Storing your data ‘ in the cloud’ has many benefits for individuals and firms, but it also presents risks
Fear of large clouds
BACKING up computers is such a chore that most of us have experienced the pain of losing a hard drive containing digital photos or the work we had prepared for this week.
That’s the fear holding a lot of people back from trusting cloud storage online.
But cloud storage is omnipresent these days and you’re probably reliant on it in ways unrealised.
Many of us rely on sites like Gmail and other webmail servers, music storage sites such as Spotify, iTunes, Dropbox, GoogleDocs, YouSendIt and other data sharing sites, and video and photo sites like YouTube and Instagram.
There are so many benefits to the cloud for our data, our entertainment and everything else that can be stored on a service that we can access on any device with an online connection from any location. The benefits are many, but the dangers are real.
Cloud storage is an increasingly popular method of outsourcing computing power and storage to remote servers over the web and each time there is an outage, we are reminded of the risks of relying on the cloud.

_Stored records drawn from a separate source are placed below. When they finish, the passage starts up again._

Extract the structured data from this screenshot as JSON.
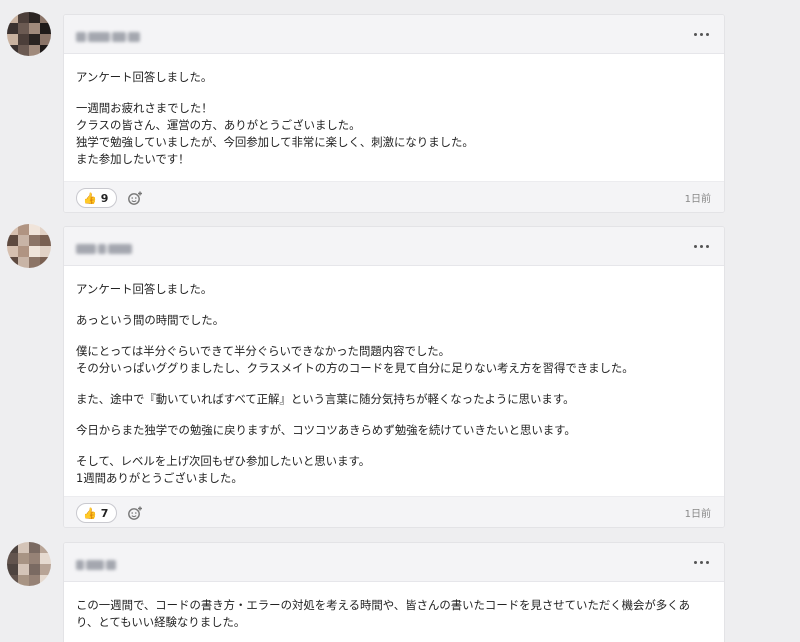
{
  "posts": [
    {
      "reactions": {
        "count": "9"
      },
      "timestamp": "1日前",
      "paragraphs": [
        "アンケート回答しました。",
        "一週間お疲れさまでした！\nクラスの皆さん、運営の方、ありがとうございました。\n独学で勉強していましたが、今回参加して非常に楽しく、刺激になりました。\nまた参加したいです！"
      ]
    },
    {
      "reactions": {
        "count": "7"
      },
      "timestamp": "1日前",
      "paragraphs": [
        "アンケート回答しました。",
        "あっという間の時間でした。",
        "僕にとっては半分ぐらいできて半分ぐらいできなかった問題内容でした。\nその分いっぱいググりましたし、クラスメイトの方のコードを見て自分に足りない考え方を習得できました。",
        "また、途中で『動いていればすべて正解』という言葉に随分気持ちが軽くなったように思います。",
        "今日からまた独学での勉強に戻りますが、コツコツあきらめず勉強を続けていきたいと思います。",
        "そして、レベルを上げ次回もぜひ参加したいと思います。\n1週間ありがとうございました。"
      ]
    },
    {
      "paragraphs": [
        "この一週間で、コードの書き方・エラーの対処を考える時間や、皆さんの書いたコードを見させていただく機会が多くあり、とてもいい経験なりました。"
      ]
    }
  ],
  "icons": {
    "reaction": "thumbs-up-icon",
    "add_reaction": "add-reaction-icon",
    "menu": "more-horizontal-icon",
    "avatar": "pixelated-avatar"
  },
  "colors": {
    "page_bg": "#eeeef0",
    "card_bg": "#ffffff",
    "header_bg": "#f4f4f6",
    "text": "#222222",
    "muted": "#888888"
  }
}
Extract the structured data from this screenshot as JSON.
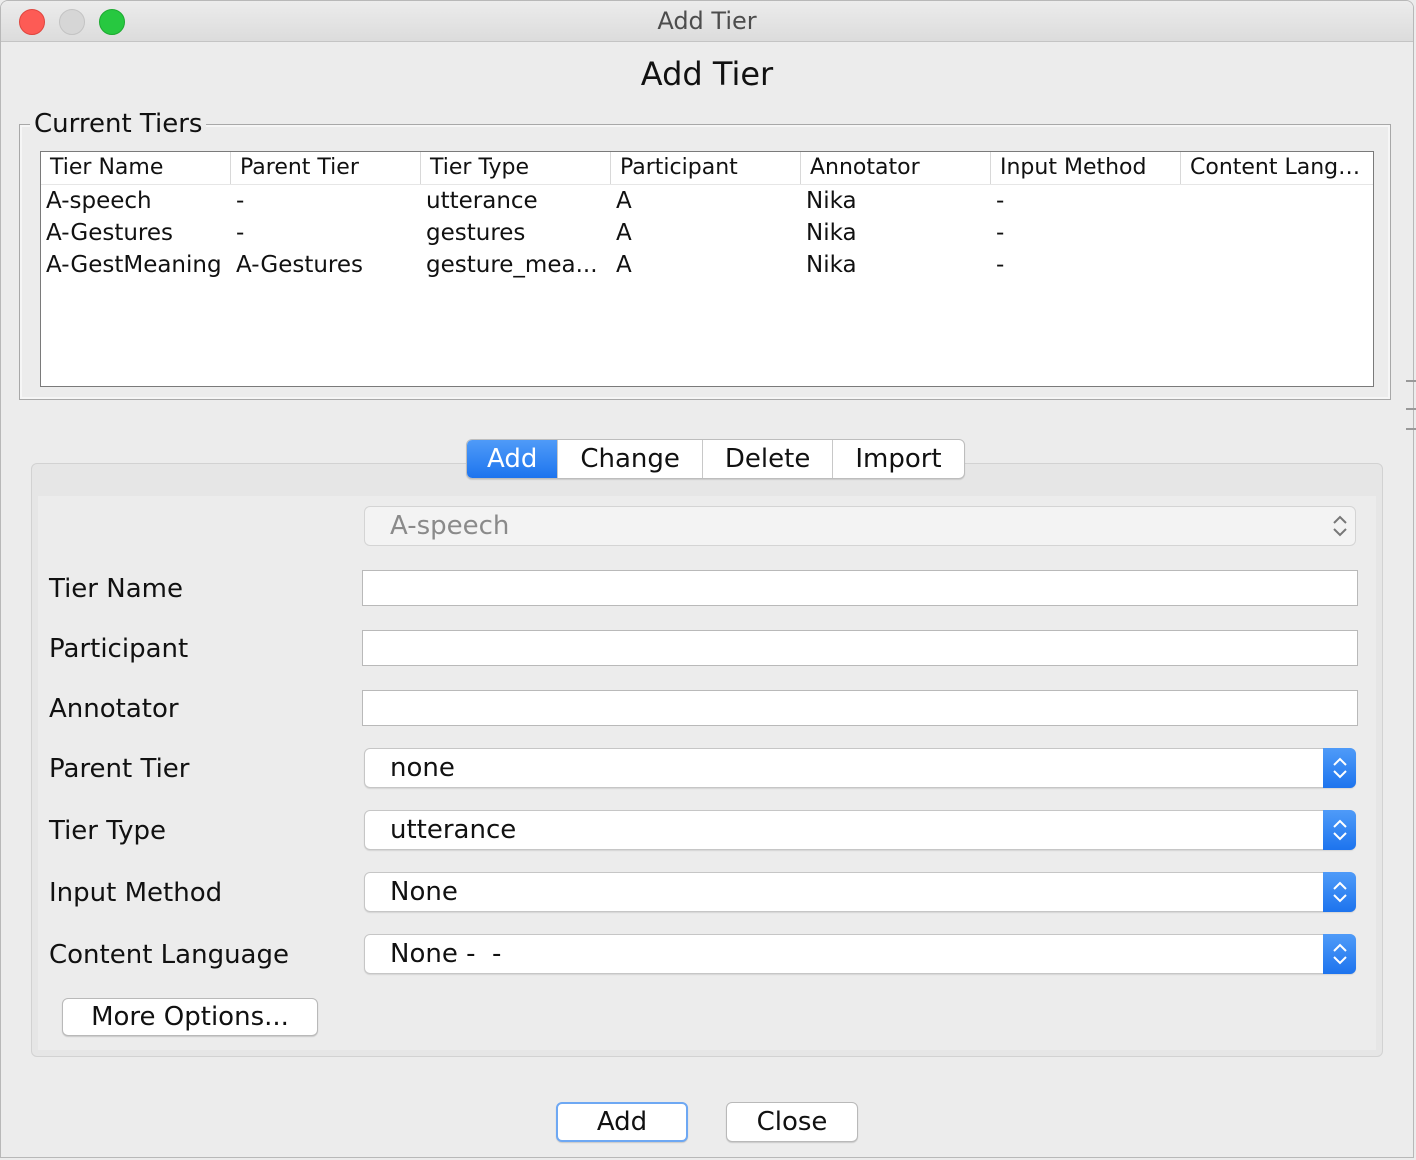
{
  "window": {
    "title": "Add Tier"
  },
  "heading": "Add Tier",
  "current_tiers": {
    "title": "Current Tiers",
    "columns": [
      "Tier Name",
      "Parent Tier",
      "Tier Type",
      "Participant",
      "Annotator",
      "Input Method",
      "Content Langu..."
    ],
    "rows": [
      [
        "A-speech",
        "-",
        "utterance",
        "A",
        "Nika",
        "-",
        ""
      ],
      [
        "A-Gestures",
        "-",
        "gestures",
        "A",
        "Nika",
        "-",
        ""
      ],
      [
        "A-GestMeaning",
        "A-Gestures",
        "gesture_mea...",
        "A",
        "Nika",
        "-",
        ""
      ]
    ]
  },
  "tabs": [
    {
      "label": "Add",
      "active": true
    },
    {
      "label": "Change",
      "active": false
    },
    {
      "label": "Delete",
      "active": false
    },
    {
      "label": "Import",
      "active": false
    }
  ],
  "form": {
    "tier_selector": {
      "value": "A-speech"
    },
    "tier_name": {
      "label": "Tier Name",
      "value": ""
    },
    "participant": {
      "label": "Participant",
      "value": ""
    },
    "annotator": {
      "label": "Annotator",
      "value": ""
    },
    "parent_tier": {
      "label": "Parent Tier",
      "value": "none"
    },
    "tier_type": {
      "label": "Tier Type",
      "value": "utterance"
    },
    "input_method": {
      "label": "Input Method",
      "value": "None"
    },
    "content_language": {
      "label": "Content Language",
      "value": "None -  -"
    },
    "more_options_label": "More Options..."
  },
  "buttons": {
    "add_label": "Add",
    "close_label": "Close"
  },
  "colors": {
    "accent": "#1d74ee",
    "window_bg": "#ececec"
  }
}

The cloud is not always dependable, as an Amazon service glitch proved last year when several major sites, including Foursquare, Reddit and HootSuite, were down.
An electrical storm in the US recently disrupted numerous web companies reliant on Amazon’s virtual data servers, including photo- sharing network Instagram, social photo site Pinterest and on- demand TV and movie site Netflix.
Cloud services, even Dropbox by their own admission, do not often back up their data with a disaster recovery plan because it would double infrastructure costs and make operations more complicated.
Some services, including Dropbox, use different remote facilities, however, so that even if their servers are down, they are not wiped out and can return to normal service sooner or later.
As you can imagine, three days without Instagram operational prompted users around the world to worry that they may never access their photos again.
There is always a risk. Even if you store everything in the cloud to save space on your devices, backing up your data yourself is advised.
When the cloud breaks, data will fall and it’s not only personal computer, tablet and smartphone users who will be affected, either.
Unforseen disruptions to cloud storage will increasingly affect the larger economy, with big- business customers including entertainment networks, hotel chains, communications companies, navigation, appliances, utilities and surveillance systems reliant on cloud systems.
BE SAFE IN THE CLOUD
Use different passwords: It’s easy to get in the habit of using the same password across different sites, but if one is compromised ( like Sony PlayStation network earlier this year), you may regret it. Back it up: If you care about your data, files, documents and media, back it all up on external hard drives. The investment will be worth it, particularly for irreplaceable data like family photos and videos. Know the cloud you’re with: Make sure you understand the site’s terms of service and back- up plans. Read all the fine print to be aware and prepared.